Learning to "Share" for a More Cooperative Future
How is the economy affecting your work? That’s one of the questions asked at the start of SHARE New York, an event held in Manhattan hosted by Shareable.net and Parsons Desis Lab at The New School on the weekend of November 19 and 20, 2011, just two days after the two-month “anniversary” of the beginning of the #Occupy movement.
Freelancers, students, designers, artists, social entrepreneurs, and others came together to talk about turning economic disillusionment and rage into something more productive. Cooperation, social innovation, and how to use sharing to make life work were central themes of the weekend event, where participants traded skills, contacts, knowledge, information, and another way of being in the world.
I attended the conference expecting a chance to sit back and listen to luminaries of cooperation sharing best practices for collaboration. Featured collaborators delivered on their end. What I wasn’t expecting was how much attendees would be asked to share themselves over the course of the conference. More surprising was how resistant I would be to such an endeavor, at first. Thankfully, there were repeated opportunities to get over my inability to share--the first of which was a breakout session where participants talked about our biggest concerns and challenges along with the greatest opportunities and how we might make things better.
People within smaller groups opened up to share stories from the front lines of a troubled economy. People spoke of their personal struggles and collectively came up with solutions for how to tell the story of "what you are doing" with confidence and assuredness.
After much lively troubleshooting, a "sharing" lunch was set out on tables, with participants instructed to make a sandwich for someone they didn’t know--once again getting us out of our individual comfort zones and into bread, cheese, condiments, and conversation with others.

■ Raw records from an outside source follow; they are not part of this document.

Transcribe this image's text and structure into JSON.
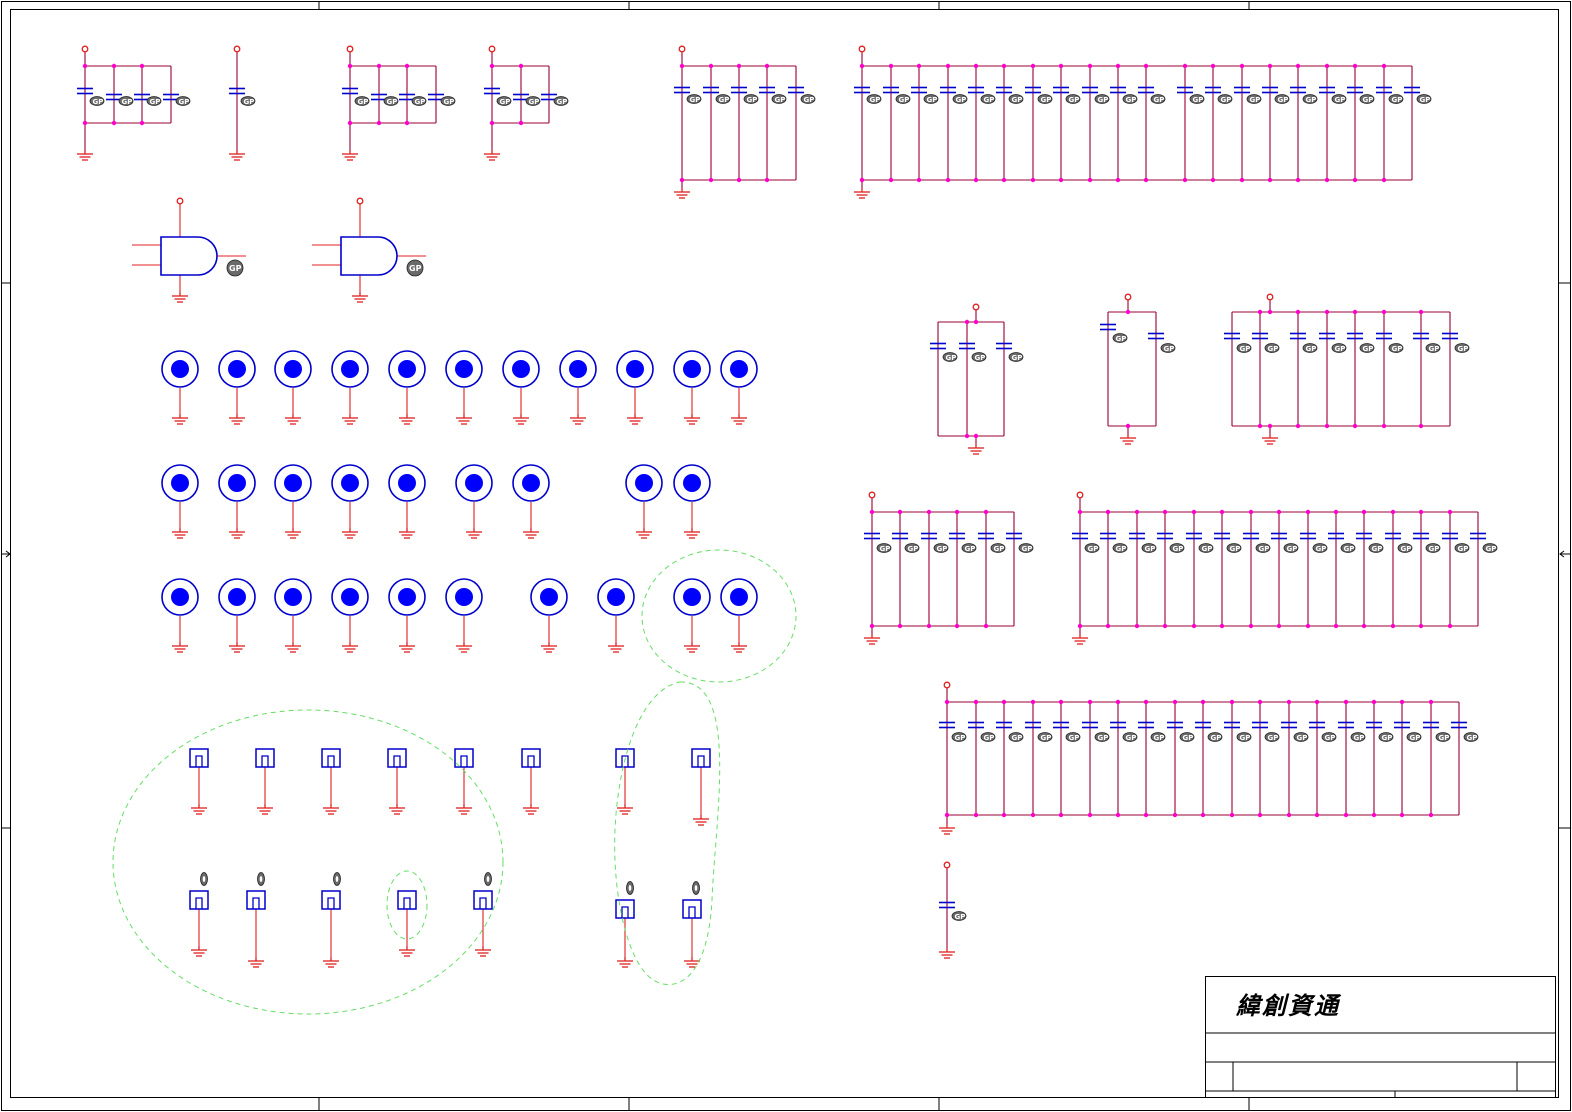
{
  "title_block": {
    "company": "緯創資通"
  },
  "colors": {
    "wire": "#990033",
    "power": "#e02020",
    "ground": "#e02020",
    "part": "#0000cc",
    "junction": "#ff00cc",
    "note_outline": "#66dd66",
    "frame": "#000000"
  },
  "icons": [
    "capacitor-icon",
    "ground-symbol-icon",
    "power-port-icon",
    "and-gate-icon",
    "mounting-hole-icon",
    "test-pad-icon",
    "do-not-install-marker-icon"
  ]
}
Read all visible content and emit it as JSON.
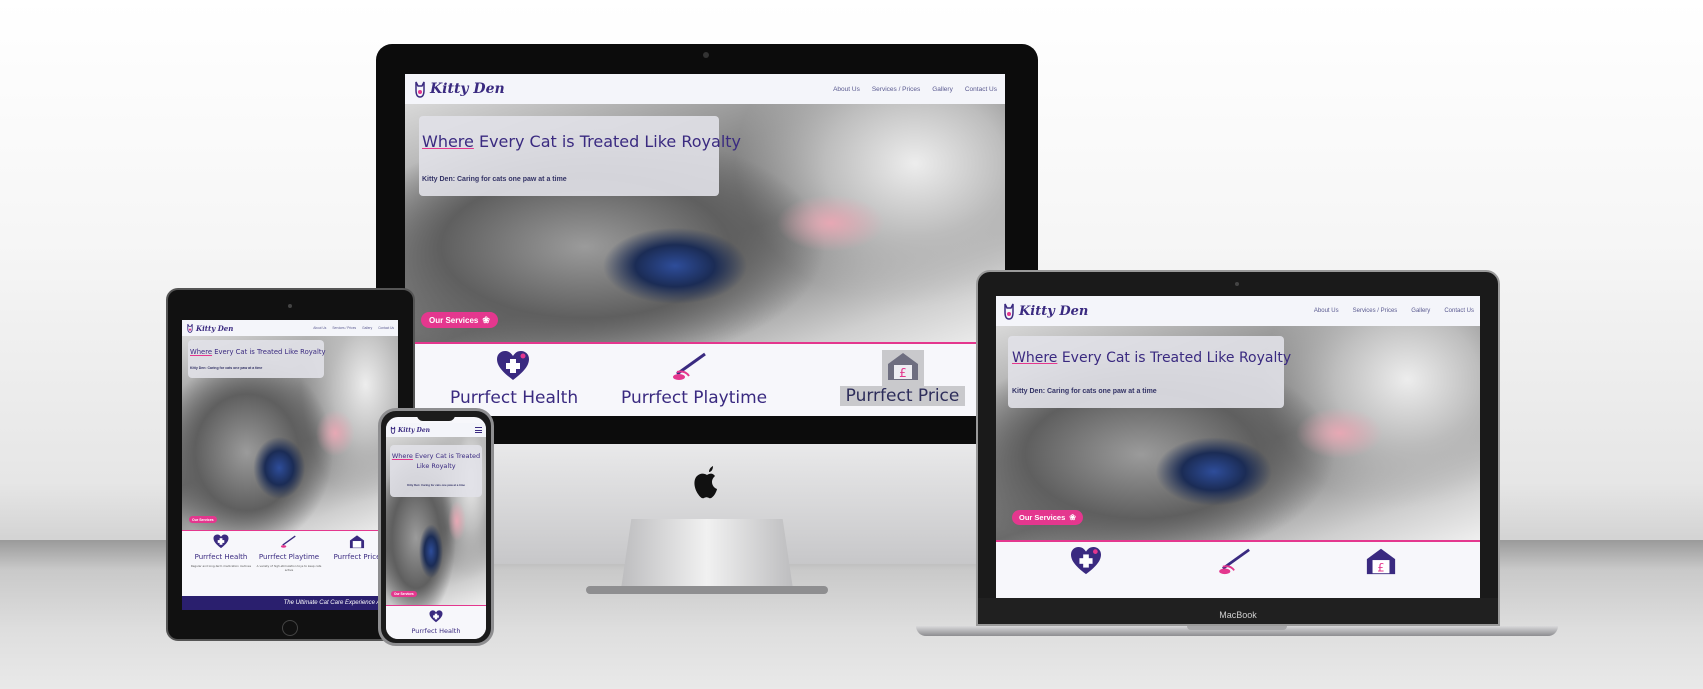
{
  "site": {
    "brand": "Kitty Den",
    "nav": [
      "About Us",
      "Services / Prices",
      "Gallery",
      "Contact Us"
    ],
    "hero_title_prefix": "Where",
    "hero_title_rest": " Every Cat is Treated Like Royalty",
    "hero_subtitle": "Kitty Den: Caring for cats one paw at a time",
    "cta_label": "Our Services",
    "services": [
      {
        "title": "Purrfect Health",
        "icon": "medical-heart-icon",
        "desc": "Regular and long-term medication routines"
      },
      {
        "title": "Purrfect Playtime",
        "icon": "cat-toy-wand-icon",
        "desc": "A variety of high-stimulation toys to keep cats active"
      },
      {
        "title": "Purrfect Price",
        "icon": "pound-house-icon",
        "desc": ""
      }
    ],
    "tagline_banner": "The Ultimate Cat Care Experience Awaits"
  },
  "devices": {
    "laptop_label": "MacBook"
  },
  "colors": {
    "brand_purple": "#3a2a80",
    "accent_pink": "#e4378e",
    "nav_bg": "#f4f5fa"
  }
}
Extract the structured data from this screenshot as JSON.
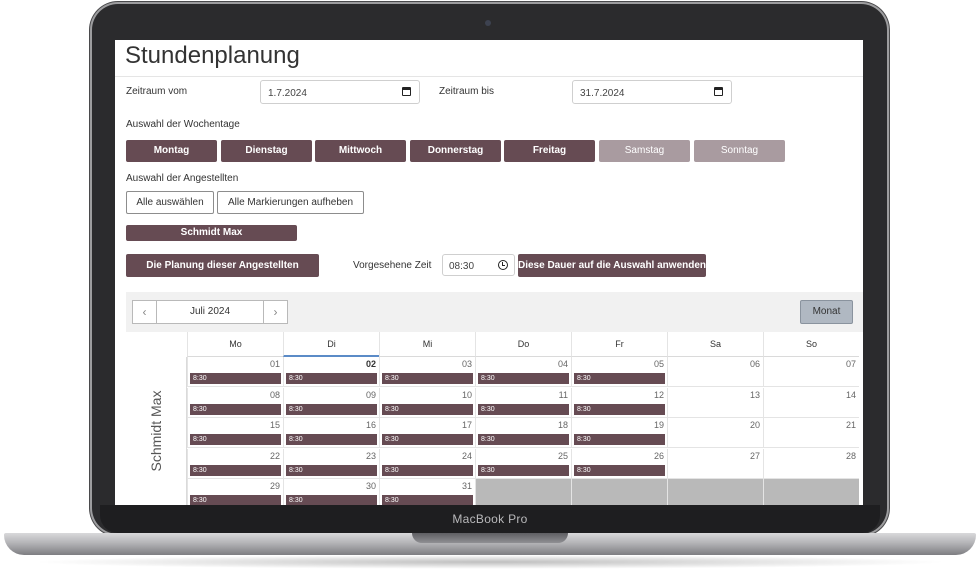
{
  "device": {
    "brand": "MacBook Pro"
  },
  "app": {
    "title": "Stundenplanung",
    "zeitraum_vom_label": "Zeitraum vom",
    "zeitraum_vom_value": "1.7.2024",
    "zeitraum_bis_label": "Zeitraum bis",
    "zeitraum_bis_value": "31.7.2024",
    "wochentage_label": "Auswahl der Wochentage",
    "weekdays": [
      {
        "label": "Montag",
        "selected": true
      },
      {
        "label": "Dienstag",
        "selected": true
      },
      {
        "label": "Mittwoch",
        "selected": true
      },
      {
        "label": "Donnerstag",
        "selected": true
      },
      {
        "label": "Freitag",
        "selected": true
      },
      {
        "label": "Samstag",
        "selected": false
      },
      {
        "label": "Sonntag",
        "selected": false
      }
    ],
    "angestellte_label": "Auswahl der Angestellten",
    "select_all_label": "Alle auswählen",
    "clear_all_label": "Alle Markierungen aufheben",
    "employee_name": "Schmidt Max",
    "open_plan_label": "Die Planung dieser Angestellten aufrufen",
    "vorgesehene_zeit_label": "Vorgesehene Zeit",
    "vorgesehene_zeit_value": "08:30",
    "apply_duration_label": "Diese Dauer auf die Auswahl anwenden"
  },
  "scheduler": {
    "period_label": "Juli 2024",
    "prev_symbol": "‹",
    "next_symbol": "›",
    "view_label": "Monat",
    "resource": "Schmidt Max",
    "day_headers": [
      "Mo",
      "Di",
      "Mi",
      "Do",
      "Fr",
      "Sa",
      "So"
    ],
    "selected_header": "Di",
    "today": "02",
    "event_label": "8:30",
    "weeks": [
      [
        "01",
        "02",
        "03",
        "04",
        "05",
        "06",
        "07"
      ],
      [
        "08",
        "09",
        "10",
        "11",
        "12",
        "13",
        "14"
      ],
      [
        "15",
        "16",
        "17",
        "18",
        "19",
        "20",
        "21"
      ],
      [
        "22",
        "23",
        "24",
        "25",
        "26",
        "27",
        "28"
      ],
      [
        "29",
        "30",
        "31",
        "",
        "",
        "",
        ""
      ]
    ]
  },
  "colors": {
    "primary": "#664b53",
    "disabled": "#a99ba0",
    "view_button": "#b0b8c2",
    "out_of_month": "#b9b9b9",
    "selected_header_line": "#5b8bc7"
  }
}
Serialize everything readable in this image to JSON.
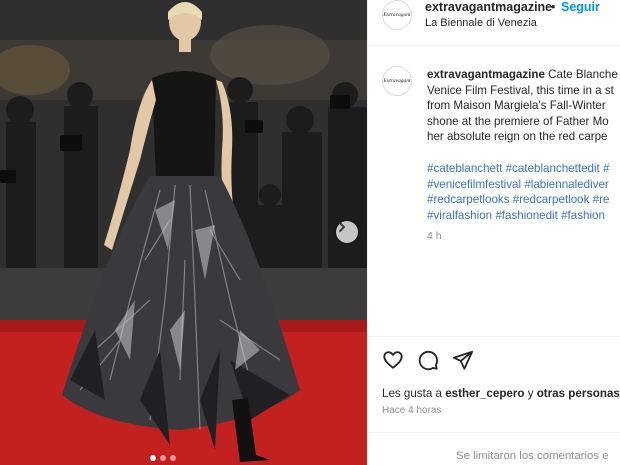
{
  "post": {
    "username": "extravagantmagazine",
    "separator": "•",
    "follow_label": "Seguir",
    "location": "La Biennale di Venezia",
    "avatar_text": "Extravagant",
    "caption_lines": [
      "Cate Blanche",
      "Venice Film Festival, this time in a st",
      "from Maison Margiela's Fall-Winter",
      "shone at the premiere of Father Mo",
      "her absolute reign on the red carpe"
    ],
    "hashtag_lines": [
      [
        "#cateblanchett",
        "#cateblanchettedit",
        "#"
      ],
      [
        "#venicefilmfestival",
        "#labiennalediver"
      ],
      [
        "#redcarpetlooks",
        "#redcarpetlook",
        "#re"
      ],
      [
        "#viralfashion",
        "#fashionedit",
        "#fashion"
      ]
    ],
    "caption_time": "4 h",
    "likes_prefix": "Les gusta a",
    "likes_user": "esther_cepero",
    "likes_conj": "y",
    "likes_others": "otras personas",
    "posted_ago": "Hace 4 horas",
    "comments_notice": "Se limitaron los comentarios e"
  },
  "icons": {
    "like": "heart-icon",
    "comment": "comment-icon",
    "share": "share-icon",
    "next": "chevron-right-icon"
  },
  "carousel": {
    "slide_count": 3,
    "active_index": 0
  },
  "colors": {
    "follow_blue": "#0095f6",
    "hashtag_blue": "#3a6fc4",
    "carpet_red": "#c2211f",
    "muted": "#8e8e8e"
  }
}
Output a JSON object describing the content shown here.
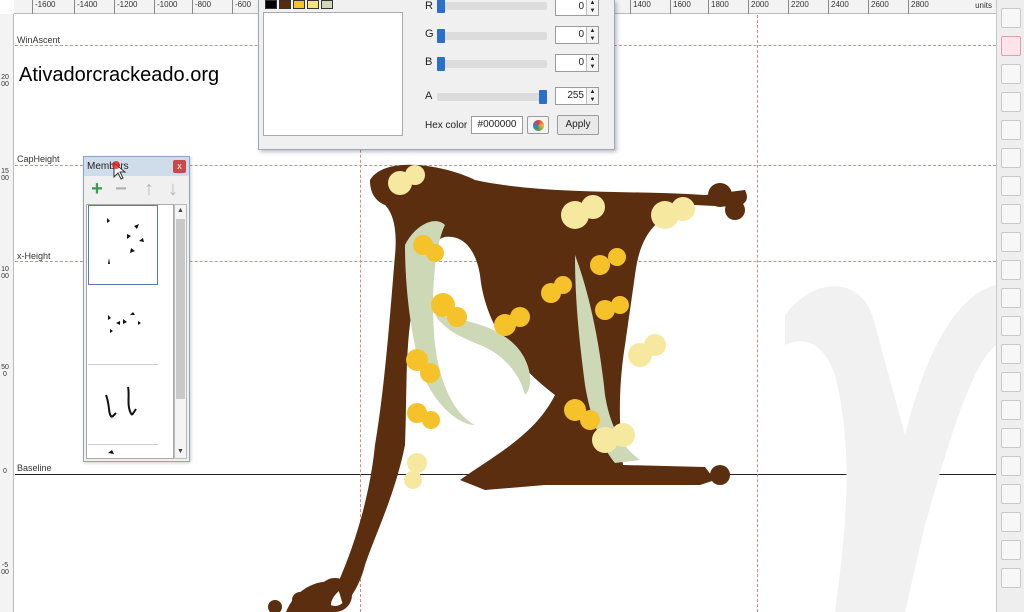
{
  "watermark": "Ativadorcrackeado.org",
  "ruler": {
    "ticks": [
      "-1600",
      "-1400",
      "-1200",
      "-1000",
      "-800",
      "-600",
      "1400",
      "1600",
      "1800",
      "2000",
      "2200",
      "2400",
      "2600",
      "2800"
    ],
    "units": "units",
    "vertical_ticks": [
      "2000",
      "1500",
      "1000",
      "500",
      "0",
      "-500"
    ]
  },
  "guides": {
    "win_ascent": "WinAscent",
    "cap_height": "CapHeight",
    "x_height": "x-Height",
    "baseline": "Baseline"
  },
  "color_dialog": {
    "channels": [
      {
        "label": "R",
        "value": "0",
        "level": 0
      },
      {
        "label": "G",
        "value": "0",
        "level": 0
      },
      {
        "label": "B",
        "value": "0",
        "level": 0
      },
      {
        "label": "A",
        "value": "255",
        "level": 1
      }
    ],
    "hex_label": "Hex color",
    "hex_value": "#000000",
    "apply_label": "Apply",
    "swatch_colors": [
      "#000000",
      "#5a2a0c",
      "#f2c12e",
      "#f7e27a",
      "#cfd8b8"
    ]
  },
  "members_panel": {
    "title": "Members",
    "close_label": "x",
    "add_label": "+",
    "remove_label": "−",
    "up_label": "↑",
    "down_label": "↓"
  },
  "colors": {
    "glyph_brown": "#5a2e0e",
    "leaf_yellow": "#f5c22a",
    "leaf_cream": "#f7e8a0",
    "vine_sage": "#cdd8b6"
  }
}
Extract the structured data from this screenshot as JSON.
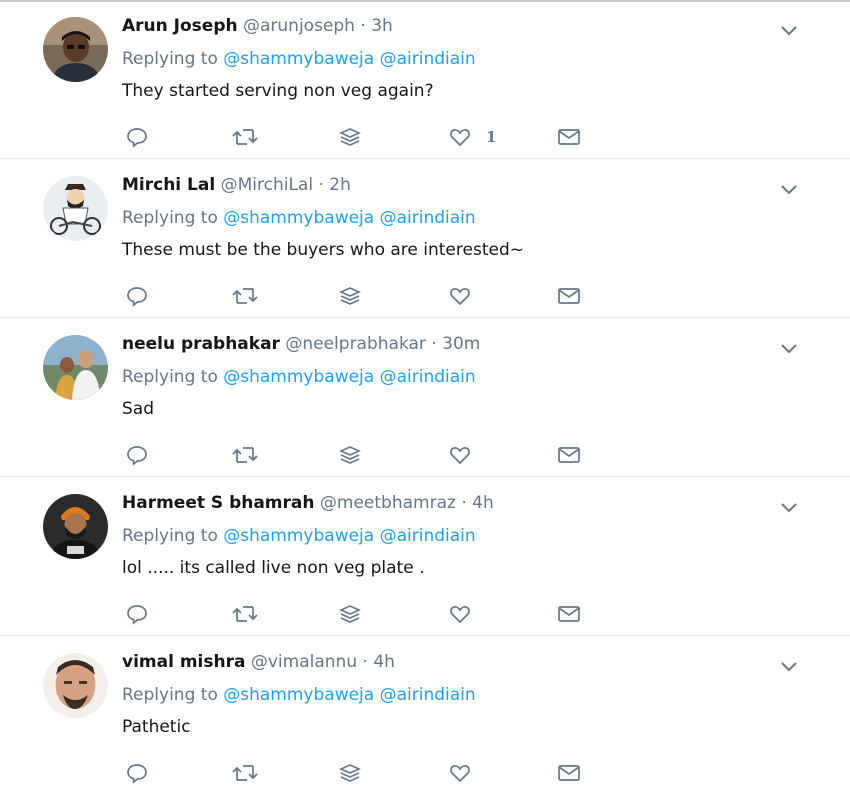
{
  "tweets": [
    {
      "name": "Arun Joseph",
      "handle": "@arunjoseph",
      "time": "3h",
      "replying_prefix": "Replying to",
      "mentions": [
        "@shammybaweja",
        "@airindiain"
      ],
      "text": "They started serving non veg again?",
      "like_count": "1",
      "avatar": "avatar-man-dark"
    },
    {
      "name": "Mirchi Lal",
      "handle": "@MirchiLal",
      "time": "2h",
      "replying_prefix": "Replying to",
      "mentions": [
        "@shammybaweja",
        "@airindiain"
      ],
      "text": "These must be the buyers who are interested~",
      "like_count": "",
      "avatar": "avatar-cartoon-rider"
    },
    {
      "name": "neelu prabhakar",
      "handle": "@neelprabhakar",
      "time": "30m",
      "replying_prefix": "Replying to",
      "mentions": [
        "@shammybaweja",
        "@airindiain"
      ],
      "text": "Sad",
      "like_count": "",
      "avatar": "avatar-couple"
    },
    {
      "name": "Harmeet S bhamrah",
      "handle": "@meetbhamraz",
      "time": "4h",
      "replying_prefix": "Replying to",
      "mentions": [
        "@shammybaweja",
        "@airindiain"
      ],
      "text": "lol ..... its called live non veg plate .",
      "like_count": "",
      "avatar": "avatar-turban"
    },
    {
      "name": "vimal mishra",
      "handle": "@vimalannu",
      "time": "4h",
      "replying_prefix": "Replying to",
      "mentions": [
        "@shammybaweja",
        "@airindiain"
      ],
      "text": "Pathetic",
      "like_count": "",
      "avatar": "avatar-man-face"
    }
  ],
  "separator": "·",
  "icons": [
    "reply-icon",
    "retweet-icon",
    "stack-icon",
    "heart-icon",
    "mail-icon",
    "chevron-down-icon"
  ],
  "colors": {
    "link": "#1da1f2",
    "muted": "#657786",
    "text": "#14171a",
    "divider": "#e6ecf0"
  }
}
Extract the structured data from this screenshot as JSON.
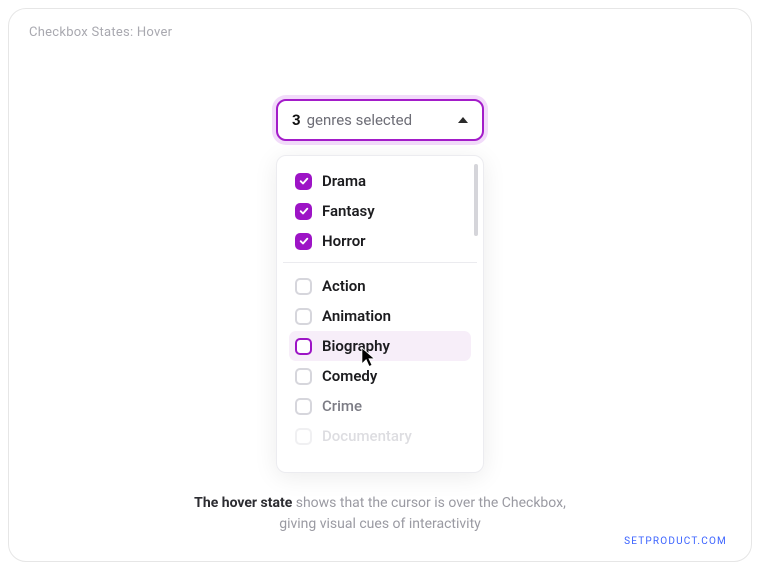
{
  "title": "Checkbox States: Hover",
  "select": {
    "count": "3",
    "label": "genres selected"
  },
  "groups": {
    "selected": [
      {
        "label": "Drama"
      },
      {
        "label": "Fantasy"
      },
      {
        "label": "Horror"
      }
    ],
    "unselected": [
      {
        "label": "Action",
        "state": "default"
      },
      {
        "label": "Animation",
        "state": "default"
      },
      {
        "label": "Biography",
        "state": "hover"
      },
      {
        "label": "Comedy",
        "state": "default"
      },
      {
        "label": "Crime",
        "state": "dim"
      },
      {
        "label": "Documentary",
        "state": "faded"
      }
    ]
  },
  "caption": {
    "bold": "The hover state",
    "rest1": " shows that the cursor is over the Checkbox,",
    "rest2": "giving visual cues of interactivity"
  },
  "watermark": "SETPRODUCT.COM"
}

Then we were asked to talk about positive and negative experiences we’d had sharing with those we were eating with. To my surprise, the group of four people I had lunch with all brought up stories from childhood where they were negatively affected by someone who didn’t know how to share, causing them to be less inclined to share. The lunch seemed to ameliorate these past difficulties, and the conference carried on with what felt like even greater sharing capacity.
This feeling was reinforced by Shareable Magazine Co-Founder Neal Gorenflo, who moderated the next conversation entitled ‘Pioneering a New Economy.’ This panel discussion looked at shifting to new economic models. “Sharing increases your capacity to give,” said Gorenflo. He shared his own journey toward a new economic model, which started with a monthly salon he started in the San Francisco Bay Area called The Abundance League. Through these meetings, Neal and others in the salon discovered that people helping each other could create more wealth--a wealth that is about more than just money, but about having a network of people who are able to help each other achieve their dreams.
That said, money wasn’t ruled out as a viable means of existence in new economic models. Cooperative endeavors can make money too. “We are very much in a capitalist enterprise,” said Ann Herpel, General Coordinator of the Park Slope Food Co-op. “We make a living. We help 67 people make a decent living. Jobs that pay us well, that give us health insurance. We too have a very viable economic model.”
Another concept that surfaced was bartering outside of the economic model. “It’s more important to have access to goods than to own goods,” said Caroline Woolard, Co-Founder of OurGoods and Trade School. Woolard noted that 2012 is fittingly the United Nations "Year of Cooperation." And that idea translates to services too. A participant from eastern Pennsylvania shared stories of her local time bank and how she traded PR services for chiropractics.
Tal Beery, a panelist who is a co-founder of the Orev House, a collaborative live/work arrangement, said that collectively his group would ask, “Is this better for me than it would be if I were on my own?” This question served as a guiding force for how members thought about their collective experience and why they stayed with it. Beery spoke of more fun, quality of life, and saving money as just a few of the benefits of this shared endeavor. “Part of why sharing makes so much sense is you save a lot of money. You become more financially efficient,” said Beery.
Of all the lessons taken away from the weekend, the main one was that the solidarity economy or sharing economy may be just what we need to make it in an increasingly difficult economic times. More is possible together than could ever be possible alone.
Big ideas to take home:
- The best investment you can make in yourself is to invest in your community
- Sharing increases your capacity to give
- Don’t be afraid to trade
- Part of why sharing makes so much sense is you save a lot of money. You become more financially efficient.
- Cooperatives can be a very viable economic model
- It's more important to have access to goods than to own goods
To learn more, watch this video featuring SHARE New York’s organizers, including Neal Gorenflo, co-founder of Shareable Magazine, Milicent Johnson, Shareable Magazine’s community builder, and Cameron Tonkinwise, Ph.D and Chair of Design Thinking and Sustainability at Parsons, the New School of Design.
To read more about the weekend’s events, check out the recap on Shareable.net